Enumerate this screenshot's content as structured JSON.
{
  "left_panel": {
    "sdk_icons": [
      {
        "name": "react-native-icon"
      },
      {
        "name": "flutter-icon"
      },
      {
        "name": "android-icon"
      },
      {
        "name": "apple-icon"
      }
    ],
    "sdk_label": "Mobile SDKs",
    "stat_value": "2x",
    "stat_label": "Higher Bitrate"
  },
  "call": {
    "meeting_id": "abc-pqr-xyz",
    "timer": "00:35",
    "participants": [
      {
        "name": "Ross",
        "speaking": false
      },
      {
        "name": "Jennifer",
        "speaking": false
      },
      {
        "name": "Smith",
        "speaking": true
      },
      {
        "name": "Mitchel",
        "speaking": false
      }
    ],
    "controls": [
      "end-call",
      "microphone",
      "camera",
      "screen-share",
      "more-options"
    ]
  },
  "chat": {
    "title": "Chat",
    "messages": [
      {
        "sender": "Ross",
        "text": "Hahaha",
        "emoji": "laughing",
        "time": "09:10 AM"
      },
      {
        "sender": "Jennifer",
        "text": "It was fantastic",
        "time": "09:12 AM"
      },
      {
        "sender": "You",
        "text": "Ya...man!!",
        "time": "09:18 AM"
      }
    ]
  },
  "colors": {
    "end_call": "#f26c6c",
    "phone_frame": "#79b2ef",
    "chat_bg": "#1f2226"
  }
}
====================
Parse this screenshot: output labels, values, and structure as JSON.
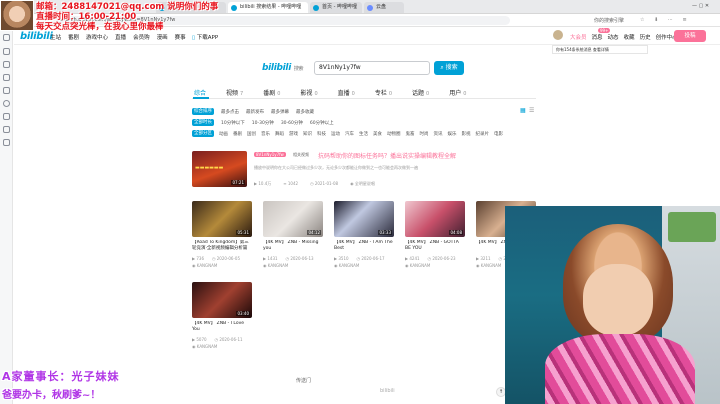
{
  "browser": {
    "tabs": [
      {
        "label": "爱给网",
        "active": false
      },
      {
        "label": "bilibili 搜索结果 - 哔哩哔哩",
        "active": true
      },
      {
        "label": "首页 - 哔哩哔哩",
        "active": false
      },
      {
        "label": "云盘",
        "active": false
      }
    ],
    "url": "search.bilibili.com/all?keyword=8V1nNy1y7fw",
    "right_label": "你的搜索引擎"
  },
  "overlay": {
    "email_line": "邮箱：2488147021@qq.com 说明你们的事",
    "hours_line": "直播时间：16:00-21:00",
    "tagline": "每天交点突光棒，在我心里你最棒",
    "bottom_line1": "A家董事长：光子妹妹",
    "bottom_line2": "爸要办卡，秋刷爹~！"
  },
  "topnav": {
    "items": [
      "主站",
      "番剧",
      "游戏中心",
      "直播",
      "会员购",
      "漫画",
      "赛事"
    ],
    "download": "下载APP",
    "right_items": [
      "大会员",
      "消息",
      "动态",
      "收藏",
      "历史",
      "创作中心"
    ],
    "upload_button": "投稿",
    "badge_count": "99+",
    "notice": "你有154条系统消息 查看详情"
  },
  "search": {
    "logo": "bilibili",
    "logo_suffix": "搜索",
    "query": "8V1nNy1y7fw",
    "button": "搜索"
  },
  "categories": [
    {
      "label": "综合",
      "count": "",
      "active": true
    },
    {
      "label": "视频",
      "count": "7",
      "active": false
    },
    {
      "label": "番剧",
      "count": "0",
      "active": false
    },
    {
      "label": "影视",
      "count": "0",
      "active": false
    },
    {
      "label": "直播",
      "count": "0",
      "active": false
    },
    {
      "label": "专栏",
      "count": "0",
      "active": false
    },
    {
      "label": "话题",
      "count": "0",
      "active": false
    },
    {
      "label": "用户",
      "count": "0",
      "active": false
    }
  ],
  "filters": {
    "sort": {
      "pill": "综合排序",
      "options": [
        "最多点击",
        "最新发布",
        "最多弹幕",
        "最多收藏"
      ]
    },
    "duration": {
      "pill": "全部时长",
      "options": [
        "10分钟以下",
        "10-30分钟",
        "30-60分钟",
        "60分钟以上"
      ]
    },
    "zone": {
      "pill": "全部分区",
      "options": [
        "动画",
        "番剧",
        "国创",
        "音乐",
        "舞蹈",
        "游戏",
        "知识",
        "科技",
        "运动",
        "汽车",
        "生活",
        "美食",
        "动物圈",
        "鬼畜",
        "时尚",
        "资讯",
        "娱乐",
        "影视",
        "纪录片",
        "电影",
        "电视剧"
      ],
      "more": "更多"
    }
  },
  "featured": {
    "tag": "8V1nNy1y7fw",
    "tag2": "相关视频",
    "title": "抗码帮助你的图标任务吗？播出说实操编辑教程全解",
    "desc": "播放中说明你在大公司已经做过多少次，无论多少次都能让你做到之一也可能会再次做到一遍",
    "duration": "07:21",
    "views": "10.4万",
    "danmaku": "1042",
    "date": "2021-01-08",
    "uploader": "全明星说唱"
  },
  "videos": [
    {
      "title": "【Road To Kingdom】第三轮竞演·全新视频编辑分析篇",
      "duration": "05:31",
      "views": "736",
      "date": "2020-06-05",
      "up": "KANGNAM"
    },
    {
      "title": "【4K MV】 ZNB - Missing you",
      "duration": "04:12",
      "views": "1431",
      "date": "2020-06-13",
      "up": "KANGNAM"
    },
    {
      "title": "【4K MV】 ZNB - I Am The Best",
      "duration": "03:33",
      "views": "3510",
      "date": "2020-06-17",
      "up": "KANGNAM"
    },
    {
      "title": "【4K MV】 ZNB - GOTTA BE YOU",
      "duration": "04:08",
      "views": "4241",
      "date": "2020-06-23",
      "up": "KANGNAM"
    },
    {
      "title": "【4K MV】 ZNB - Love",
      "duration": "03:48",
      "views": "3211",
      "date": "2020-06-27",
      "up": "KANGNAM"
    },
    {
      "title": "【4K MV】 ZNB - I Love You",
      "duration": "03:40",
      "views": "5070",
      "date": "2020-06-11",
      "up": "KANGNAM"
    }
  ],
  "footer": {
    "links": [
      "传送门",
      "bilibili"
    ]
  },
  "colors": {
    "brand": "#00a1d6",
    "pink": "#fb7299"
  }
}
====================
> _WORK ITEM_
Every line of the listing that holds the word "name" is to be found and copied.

> _SOLUTION FOR THIS EXERCISE_
        "name": "react-native-icon"
        "name": "flutter-icon"
        "name": "android-icon"
        "name": "apple-icon"
        "name": "Ross",
        "name": "Jennifer",
        "name": "Smith",
        "name": "Mitchel",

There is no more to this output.